A kind of cognitive dissonance occurs when your body is a political battlefield, but your body is also an ordinary meat-sack, worth love and attention and a good talking-to like any other flawed protagonist. In this reader’s experience, to be black, or perhaps more generally “Other,” in today’s America, is to dwell in this contradiction; it is to feel freighted by the harrowing historical origins of one’s existence, even as it is to know what every human knows — dailiness, murk, muddle, and tedium.
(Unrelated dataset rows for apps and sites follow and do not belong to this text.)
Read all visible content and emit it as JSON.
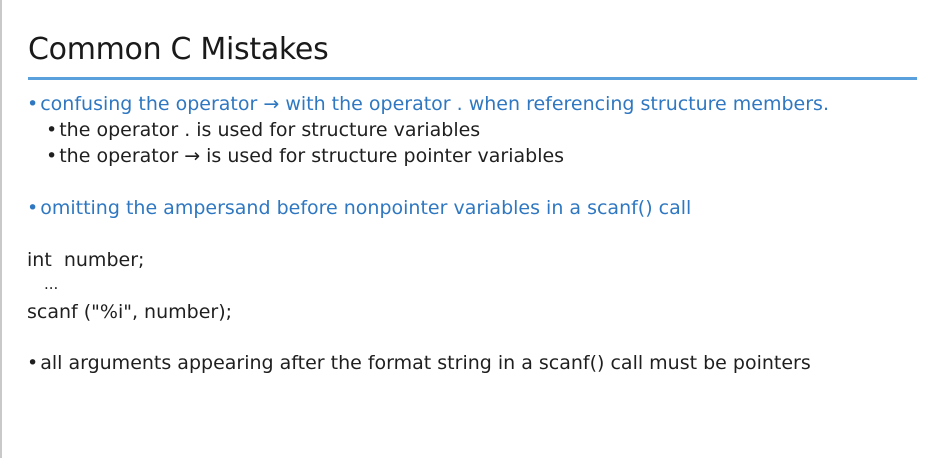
{
  "slide": {
    "title": "Common C Mistakes",
    "bullet_glyph": "•",
    "point1": {
      "text": "confusing the operator → with the operator . when referencing structure members.",
      "sub": [
        "the operator . is used for structure variables",
        "the operator → is used for structure pointer variables"
      ]
    },
    "point2": {
      "text": "omitting the ampersand before nonpointer variables in a scanf() call"
    },
    "code": {
      "line1": "int  number;",
      "line2": "...",
      "line3": "scanf (\"%i\", number);"
    },
    "point3": {
      "text": "all arguments appearing after the format string in a scanf() call must be pointers"
    },
    "colors": {
      "accent_blue": "#2f78c1",
      "underline_blue": "#5aa0dc",
      "text_dark": "#1f1f1f"
    }
  }
}
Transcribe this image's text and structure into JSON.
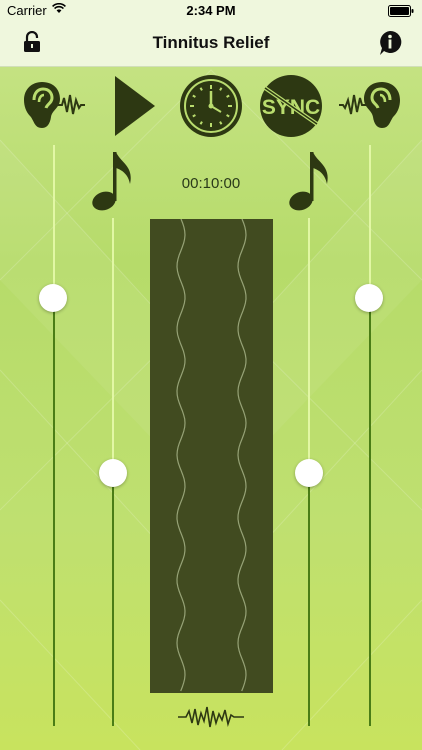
{
  "status_bar": {
    "carrier": "Carrier",
    "time": "2:34 PM",
    "wifi_icon": "wifi-icon",
    "battery_icon": "battery-icon"
  },
  "nav": {
    "title": "Tinnitus Relief",
    "left_icon": "lock-icon",
    "right_icon": "info-icon"
  },
  "controls": {
    "left_ear_icon": "ear-left-icon",
    "right_ear_icon": "ear-right-icon",
    "play_icon": "play-icon",
    "timer_icon": "clock-icon",
    "sync_label": "SYNC",
    "sync_icon": "sync-disabled-icon"
  },
  "timer": {
    "value": "00:10:00"
  },
  "sliders": {
    "left_volume": 0.81,
    "left_tone": 0.5,
    "right_tone": 0.5,
    "right_volume": 0.81
  },
  "theme": {
    "accent": "#4a7d16",
    "icon_color": "#2d3812",
    "panel_color": "#414b20"
  }
}
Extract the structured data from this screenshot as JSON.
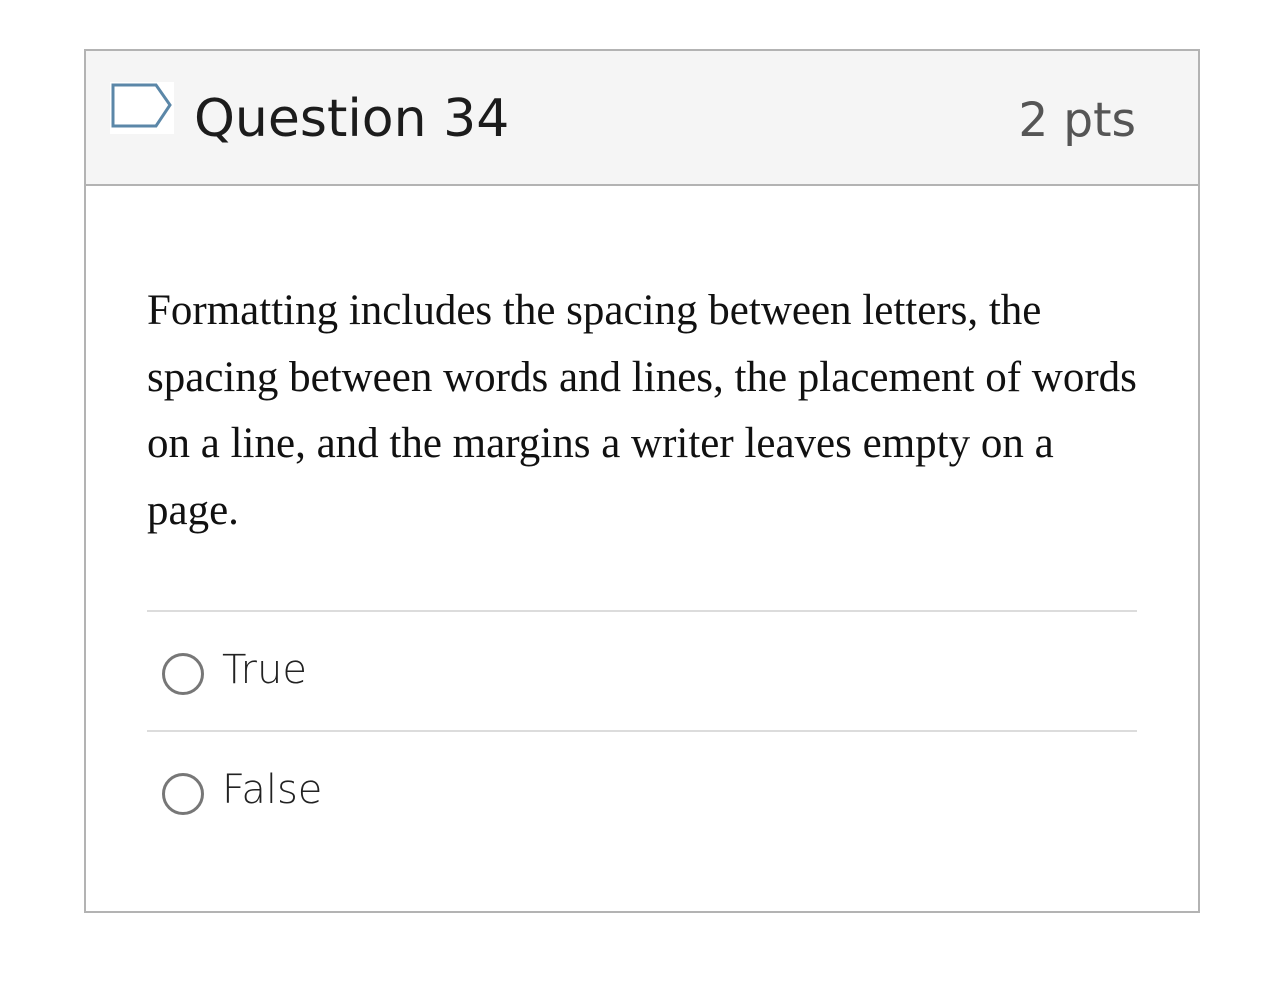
{
  "question": {
    "title": "Question 34",
    "points": "2 pts",
    "flag_icon": "flag-outline-icon",
    "text": "Formatting includes the spacing between letters, the spacing between words and lines, the placement of words on a line, and the margins a writer leaves empty on a page.",
    "answers": [
      {
        "label": "True",
        "selected": false
      },
      {
        "label": "False",
        "selected": false
      }
    ]
  },
  "colors": {
    "header_bg": "#f5f5f5",
    "border": "#b3b3b3",
    "flag_stroke": "#5b87a8"
  }
}
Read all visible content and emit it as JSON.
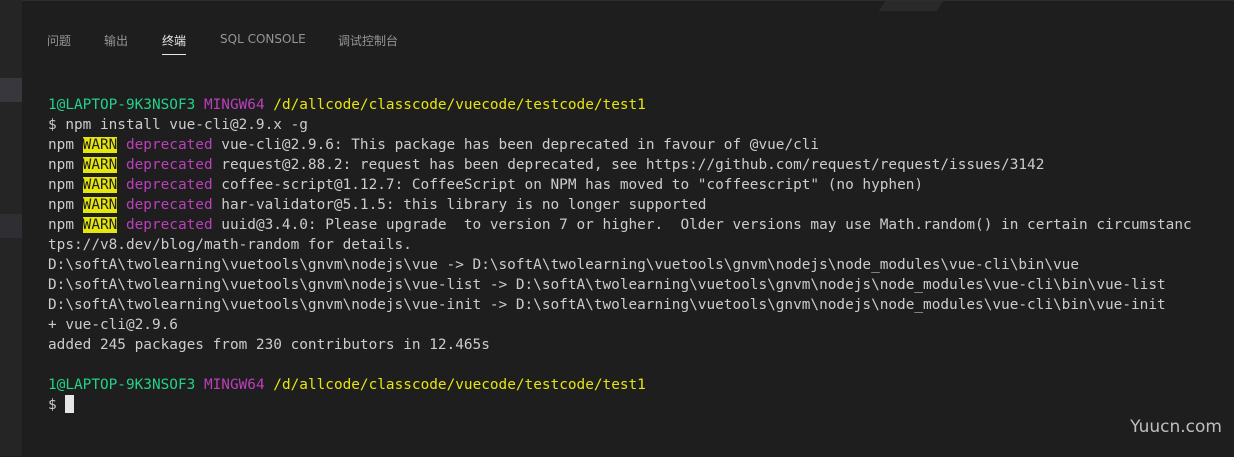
{
  "panel": {
    "tabs": [
      {
        "label": "问题",
        "active": false
      },
      {
        "label": "输出",
        "active": false
      },
      {
        "label": "终端",
        "active": true
      },
      {
        "label": "SQL CONSOLE",
        "active": false
      },
      {
        "label": "调试控制台",
        "active": false
      }
    ]
  },
  "terminal": {
    "prompt1": {
      "user": "1@LAPTOP-9K3NSOF3",
      "shell": "MINGW64",
      "path": "/d/allcode/classcode/vuecode/testcode/test1"
    },
    "command": "$ npm install vue-cli@2.9.x -g",
    "warnings": [
      {
        "prefix": "npm ",
        "level": "WARN",
        "kind": "deprecated",
        "message": " vue-cli@2.9.6: This package has been deprecated in favour of @vue/cli"
      },
      {
        "prefix": "npm ",
        "level": "WARN",
        "kind": "deprecated",
        "message": " request@2.88.2: request has been deprecated, see https://github.com/request/request/issues/3142"
      },
      {
        "prefix": "npm ",
        "level": "WARN",
        "kind": "deprecated",
        "message": " coffee-script@1.12.7: CoffeeScript on NPM has moved to \"coffeescript\" (no hyphen)"
      },
      {
        "prefix": "npm ",
        "level": "WARN",
        "kind": "deprecated",
        "message": " har-validator@5.1.5: this library is no longer supported"
      },
      {
        "prefix": "npm ",
        "level": "WARN",
        "kind": "deprecated",
        "message": " uuid@3.4.0: Please upgrade  to version 7 or higher.  Older versions may use Math.random() in certain circumstanc"
      }
    ],
    "output_lines": [
      "tps://v8.dev/blog/math-random for details.",
      "D:\\softA\\twolearning\\vuetools\\gnvm\\nodejs\\vue -> D:\\softA\\twolearning\\vuetools\\gnvm\\nodejs\\node_modules\\vue-cli\\bin\\vue",
      "D:\\softA\\twolearning\\vuetools\\gnvm\\nodejs\\vue-list -> D:\\softA\\twolearning\\vuetools\\gnvm\\nodejs\\node_modules\\vue-cli\\bin\\vue-list",
      "D:\\softA\\twolearning\\vuetools\\gnvm\\nodejs\\vue-init -> D:\\softA\\twolearning\\vuetools\\gnvm\\nodejs\\node_modules\\vue-cli\\bin\\vue-init",
      "+ vue-cli@2.9.6",
      "added 245 packages from 230 contributors in 12.465s"
    ],
    "prompt2": {
      "user": "1@LAPTOP-9K3NSOF3",
      "shell": "MINGW64",
      "path": "/d/allcode/classcode/vuecode/testcode/test1"
    },
    "input_prompt": "$ "
  },
  "watermark": "Yuucn.com"
}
Fiction writers who carry the burden of “Otherhood” must contend with this paradox on the page (not to mention in the marketplace). And when one is a Lorax, one may find oneself wondering how to treat the political heft of “Otherhood,” while creating characters and situations that feel true in the most mundane, human sense. Put another way: when you’re a Lorax, how do you write for an individual truffula tree without sinking under the weight of all their combined trunks? How do you render humanity when recent history and current politics — those arch and lumpy enemies to imagination — cast tall shadows over the lives of your chosen subjects?

I’ve met few fictions that really inhabit the murkiest corners of — say — black life in America, perhaps because rare is the author who gets to write (or feels free to write), about what and who is murky and daily when such an obvious historical tragedy defines us from the get-go. I’ve encountered few fictions that explore the maddening, difficult-to-name contradictions inherent to “Otherhood” (as I know it); few characters who feel like myself, or the people I love and know. Black folk who have wondered about their own individual responsibility to blackness. Black folk who struggle to name the pesky, omnipresent sensation that they are thwarted in some way that’s vaguely but crucially connected to their skin color. But this spring marks the arrival of two new collections that take on all the cognitive dissonance with compassion, insight, and unflinching honesty: Jamel Brinkley’s A Lucky Man (Graywolf) and Nafissa Thompson-Spires’ Heads of the Colored People (Atria). Read more…